Task brief
Please copy each line from the entries that contains the string "need".

Extracted entries
:::

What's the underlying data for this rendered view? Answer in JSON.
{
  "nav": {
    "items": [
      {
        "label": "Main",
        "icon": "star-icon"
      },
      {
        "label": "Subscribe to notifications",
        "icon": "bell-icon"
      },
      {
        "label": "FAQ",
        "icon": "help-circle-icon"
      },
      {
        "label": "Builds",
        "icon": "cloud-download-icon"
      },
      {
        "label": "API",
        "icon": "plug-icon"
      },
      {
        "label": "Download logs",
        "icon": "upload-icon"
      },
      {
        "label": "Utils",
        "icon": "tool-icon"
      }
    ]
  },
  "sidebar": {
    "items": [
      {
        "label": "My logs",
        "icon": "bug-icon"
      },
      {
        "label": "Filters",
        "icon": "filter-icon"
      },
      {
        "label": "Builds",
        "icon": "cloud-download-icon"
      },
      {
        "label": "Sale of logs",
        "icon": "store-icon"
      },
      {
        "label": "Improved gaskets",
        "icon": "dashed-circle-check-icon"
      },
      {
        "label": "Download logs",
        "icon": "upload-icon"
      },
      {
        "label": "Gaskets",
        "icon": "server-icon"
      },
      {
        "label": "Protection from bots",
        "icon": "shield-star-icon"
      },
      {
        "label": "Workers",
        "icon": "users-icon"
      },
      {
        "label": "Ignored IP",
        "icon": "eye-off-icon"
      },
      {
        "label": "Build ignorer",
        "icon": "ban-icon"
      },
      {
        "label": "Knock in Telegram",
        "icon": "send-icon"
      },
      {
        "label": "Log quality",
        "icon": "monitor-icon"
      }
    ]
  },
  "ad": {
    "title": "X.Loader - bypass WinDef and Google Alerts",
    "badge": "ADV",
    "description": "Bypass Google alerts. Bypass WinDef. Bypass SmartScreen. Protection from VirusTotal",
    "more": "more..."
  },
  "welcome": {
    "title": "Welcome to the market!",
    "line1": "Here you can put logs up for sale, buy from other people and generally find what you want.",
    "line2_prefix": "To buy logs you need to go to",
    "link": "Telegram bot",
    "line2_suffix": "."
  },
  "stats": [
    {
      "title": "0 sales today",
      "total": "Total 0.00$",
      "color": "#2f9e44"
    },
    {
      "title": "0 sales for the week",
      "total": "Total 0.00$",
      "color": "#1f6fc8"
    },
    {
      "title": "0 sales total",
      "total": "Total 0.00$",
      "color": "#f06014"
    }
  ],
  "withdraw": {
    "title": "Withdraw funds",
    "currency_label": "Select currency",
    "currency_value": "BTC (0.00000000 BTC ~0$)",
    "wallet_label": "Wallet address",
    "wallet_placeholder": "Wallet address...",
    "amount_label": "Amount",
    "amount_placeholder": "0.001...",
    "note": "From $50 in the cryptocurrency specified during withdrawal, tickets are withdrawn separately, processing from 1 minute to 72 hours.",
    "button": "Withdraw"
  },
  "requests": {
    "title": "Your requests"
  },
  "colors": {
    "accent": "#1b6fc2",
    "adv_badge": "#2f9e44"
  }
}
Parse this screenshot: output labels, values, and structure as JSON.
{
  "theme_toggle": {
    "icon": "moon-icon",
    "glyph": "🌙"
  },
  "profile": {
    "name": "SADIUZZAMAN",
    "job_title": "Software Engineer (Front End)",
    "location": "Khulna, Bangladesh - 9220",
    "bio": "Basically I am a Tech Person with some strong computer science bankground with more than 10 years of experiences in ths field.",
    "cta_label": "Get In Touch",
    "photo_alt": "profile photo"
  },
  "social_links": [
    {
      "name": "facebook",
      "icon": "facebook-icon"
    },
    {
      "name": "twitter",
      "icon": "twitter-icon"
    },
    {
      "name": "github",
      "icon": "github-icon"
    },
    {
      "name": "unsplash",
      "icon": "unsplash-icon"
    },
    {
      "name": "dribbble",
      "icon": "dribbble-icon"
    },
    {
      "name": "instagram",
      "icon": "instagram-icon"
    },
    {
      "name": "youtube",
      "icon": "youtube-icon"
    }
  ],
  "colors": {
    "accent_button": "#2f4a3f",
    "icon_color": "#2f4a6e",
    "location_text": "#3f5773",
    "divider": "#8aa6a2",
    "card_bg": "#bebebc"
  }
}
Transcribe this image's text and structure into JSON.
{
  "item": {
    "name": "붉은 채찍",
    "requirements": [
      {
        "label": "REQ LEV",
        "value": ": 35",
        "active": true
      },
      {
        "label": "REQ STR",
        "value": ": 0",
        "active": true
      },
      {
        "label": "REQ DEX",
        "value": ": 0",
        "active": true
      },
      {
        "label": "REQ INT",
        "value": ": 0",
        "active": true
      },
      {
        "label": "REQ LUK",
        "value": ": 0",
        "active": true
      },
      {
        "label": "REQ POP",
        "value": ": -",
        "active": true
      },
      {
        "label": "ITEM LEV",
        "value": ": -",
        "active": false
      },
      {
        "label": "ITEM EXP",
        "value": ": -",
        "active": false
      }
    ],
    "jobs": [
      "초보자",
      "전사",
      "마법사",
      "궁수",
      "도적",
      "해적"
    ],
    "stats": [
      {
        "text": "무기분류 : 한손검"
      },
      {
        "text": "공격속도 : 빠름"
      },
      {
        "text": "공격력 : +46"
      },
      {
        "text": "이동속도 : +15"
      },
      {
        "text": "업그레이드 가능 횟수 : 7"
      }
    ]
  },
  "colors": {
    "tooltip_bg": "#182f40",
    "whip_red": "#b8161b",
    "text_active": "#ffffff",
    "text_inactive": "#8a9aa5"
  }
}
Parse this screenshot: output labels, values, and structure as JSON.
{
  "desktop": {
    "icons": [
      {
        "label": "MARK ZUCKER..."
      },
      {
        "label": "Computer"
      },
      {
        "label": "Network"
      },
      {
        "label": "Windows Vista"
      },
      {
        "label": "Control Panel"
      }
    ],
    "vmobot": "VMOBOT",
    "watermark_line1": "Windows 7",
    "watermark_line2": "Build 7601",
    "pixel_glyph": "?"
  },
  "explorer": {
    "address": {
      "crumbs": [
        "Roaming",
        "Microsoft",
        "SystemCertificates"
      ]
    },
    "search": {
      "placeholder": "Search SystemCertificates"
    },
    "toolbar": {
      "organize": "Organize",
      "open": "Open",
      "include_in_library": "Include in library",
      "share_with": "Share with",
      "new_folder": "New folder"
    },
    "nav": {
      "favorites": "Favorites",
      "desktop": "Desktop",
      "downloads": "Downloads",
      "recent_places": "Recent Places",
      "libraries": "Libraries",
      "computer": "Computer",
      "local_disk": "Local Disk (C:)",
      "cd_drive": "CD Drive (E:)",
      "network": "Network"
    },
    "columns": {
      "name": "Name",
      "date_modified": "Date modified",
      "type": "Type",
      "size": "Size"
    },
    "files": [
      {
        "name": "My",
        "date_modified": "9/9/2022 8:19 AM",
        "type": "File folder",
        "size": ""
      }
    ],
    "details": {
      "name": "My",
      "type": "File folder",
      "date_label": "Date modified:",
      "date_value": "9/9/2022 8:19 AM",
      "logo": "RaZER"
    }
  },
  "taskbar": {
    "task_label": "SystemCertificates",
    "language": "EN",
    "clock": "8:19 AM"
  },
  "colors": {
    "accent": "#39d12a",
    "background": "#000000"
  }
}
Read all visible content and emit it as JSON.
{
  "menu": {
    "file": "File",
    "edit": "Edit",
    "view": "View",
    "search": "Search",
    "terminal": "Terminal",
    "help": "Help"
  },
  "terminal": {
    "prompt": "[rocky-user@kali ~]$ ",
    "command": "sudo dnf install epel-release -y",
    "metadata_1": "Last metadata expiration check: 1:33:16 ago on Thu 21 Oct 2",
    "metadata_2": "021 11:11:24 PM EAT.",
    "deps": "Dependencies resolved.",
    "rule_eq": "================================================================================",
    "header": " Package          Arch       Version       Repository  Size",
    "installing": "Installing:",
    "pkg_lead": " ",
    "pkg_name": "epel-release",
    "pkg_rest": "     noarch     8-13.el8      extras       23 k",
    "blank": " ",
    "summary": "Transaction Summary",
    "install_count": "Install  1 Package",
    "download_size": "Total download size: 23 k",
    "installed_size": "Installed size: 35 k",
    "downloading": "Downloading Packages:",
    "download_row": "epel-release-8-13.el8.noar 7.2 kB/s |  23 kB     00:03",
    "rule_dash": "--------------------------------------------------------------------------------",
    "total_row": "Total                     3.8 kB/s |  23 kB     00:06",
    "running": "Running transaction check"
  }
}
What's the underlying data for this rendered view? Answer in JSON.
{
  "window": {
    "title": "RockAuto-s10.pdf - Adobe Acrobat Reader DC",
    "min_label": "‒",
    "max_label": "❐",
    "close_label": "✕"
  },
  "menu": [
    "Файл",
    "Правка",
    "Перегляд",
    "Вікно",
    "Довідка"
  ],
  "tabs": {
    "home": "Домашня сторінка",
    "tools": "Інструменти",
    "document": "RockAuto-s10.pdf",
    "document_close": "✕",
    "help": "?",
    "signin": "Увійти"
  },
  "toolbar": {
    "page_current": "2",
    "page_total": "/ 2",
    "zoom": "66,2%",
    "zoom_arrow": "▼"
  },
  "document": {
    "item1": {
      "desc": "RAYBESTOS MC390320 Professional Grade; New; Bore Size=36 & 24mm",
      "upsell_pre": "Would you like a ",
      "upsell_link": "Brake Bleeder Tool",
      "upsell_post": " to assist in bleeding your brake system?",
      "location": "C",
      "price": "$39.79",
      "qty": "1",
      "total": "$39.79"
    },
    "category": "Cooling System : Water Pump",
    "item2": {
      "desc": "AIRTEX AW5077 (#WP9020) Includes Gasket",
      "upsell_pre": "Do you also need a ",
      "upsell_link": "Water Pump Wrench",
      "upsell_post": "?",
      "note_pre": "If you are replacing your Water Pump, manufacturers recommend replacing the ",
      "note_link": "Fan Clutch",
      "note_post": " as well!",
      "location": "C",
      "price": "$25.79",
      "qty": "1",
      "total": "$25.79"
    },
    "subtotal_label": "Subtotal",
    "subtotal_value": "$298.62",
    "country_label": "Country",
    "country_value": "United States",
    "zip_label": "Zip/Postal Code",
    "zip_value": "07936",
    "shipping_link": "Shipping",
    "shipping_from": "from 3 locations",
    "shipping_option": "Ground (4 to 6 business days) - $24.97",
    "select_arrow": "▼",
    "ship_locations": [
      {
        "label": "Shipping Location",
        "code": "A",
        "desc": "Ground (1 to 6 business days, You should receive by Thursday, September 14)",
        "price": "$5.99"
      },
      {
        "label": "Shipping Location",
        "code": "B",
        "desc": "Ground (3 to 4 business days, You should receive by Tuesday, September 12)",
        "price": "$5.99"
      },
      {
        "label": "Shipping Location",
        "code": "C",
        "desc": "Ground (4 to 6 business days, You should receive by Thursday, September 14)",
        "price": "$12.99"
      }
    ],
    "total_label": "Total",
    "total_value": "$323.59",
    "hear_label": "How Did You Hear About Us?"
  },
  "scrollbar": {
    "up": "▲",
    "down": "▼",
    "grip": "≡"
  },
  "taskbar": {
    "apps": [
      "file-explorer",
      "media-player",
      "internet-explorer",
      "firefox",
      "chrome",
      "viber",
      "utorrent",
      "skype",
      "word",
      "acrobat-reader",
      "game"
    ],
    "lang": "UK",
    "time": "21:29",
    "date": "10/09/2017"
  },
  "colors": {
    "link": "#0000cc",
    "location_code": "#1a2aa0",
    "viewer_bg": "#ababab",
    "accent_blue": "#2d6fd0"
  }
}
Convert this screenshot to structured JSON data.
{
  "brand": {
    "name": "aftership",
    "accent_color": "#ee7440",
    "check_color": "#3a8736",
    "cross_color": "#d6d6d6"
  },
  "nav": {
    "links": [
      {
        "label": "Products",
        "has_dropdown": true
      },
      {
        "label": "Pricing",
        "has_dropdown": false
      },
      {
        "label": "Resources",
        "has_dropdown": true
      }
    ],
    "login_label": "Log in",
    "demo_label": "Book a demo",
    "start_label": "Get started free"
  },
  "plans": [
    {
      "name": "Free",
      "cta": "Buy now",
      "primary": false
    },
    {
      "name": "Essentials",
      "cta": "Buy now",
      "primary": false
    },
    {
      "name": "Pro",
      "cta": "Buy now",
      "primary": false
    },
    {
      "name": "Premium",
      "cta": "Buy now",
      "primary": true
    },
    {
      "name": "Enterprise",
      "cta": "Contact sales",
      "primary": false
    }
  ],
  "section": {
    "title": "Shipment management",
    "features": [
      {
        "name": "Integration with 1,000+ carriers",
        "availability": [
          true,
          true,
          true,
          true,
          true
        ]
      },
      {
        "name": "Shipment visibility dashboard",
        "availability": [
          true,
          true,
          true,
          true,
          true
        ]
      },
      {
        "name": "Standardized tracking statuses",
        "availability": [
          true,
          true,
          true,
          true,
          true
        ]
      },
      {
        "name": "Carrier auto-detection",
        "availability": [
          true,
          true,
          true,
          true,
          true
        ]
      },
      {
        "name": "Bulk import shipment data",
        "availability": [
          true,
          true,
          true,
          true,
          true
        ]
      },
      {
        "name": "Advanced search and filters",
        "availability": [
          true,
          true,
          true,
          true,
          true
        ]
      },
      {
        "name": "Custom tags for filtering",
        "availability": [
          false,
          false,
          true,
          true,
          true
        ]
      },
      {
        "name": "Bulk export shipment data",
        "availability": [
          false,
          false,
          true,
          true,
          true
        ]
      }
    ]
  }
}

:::

Exercise answer
    "line2_prefix": "To buy logs you need to go to",
      "upsell_pre": "Do you also need a ",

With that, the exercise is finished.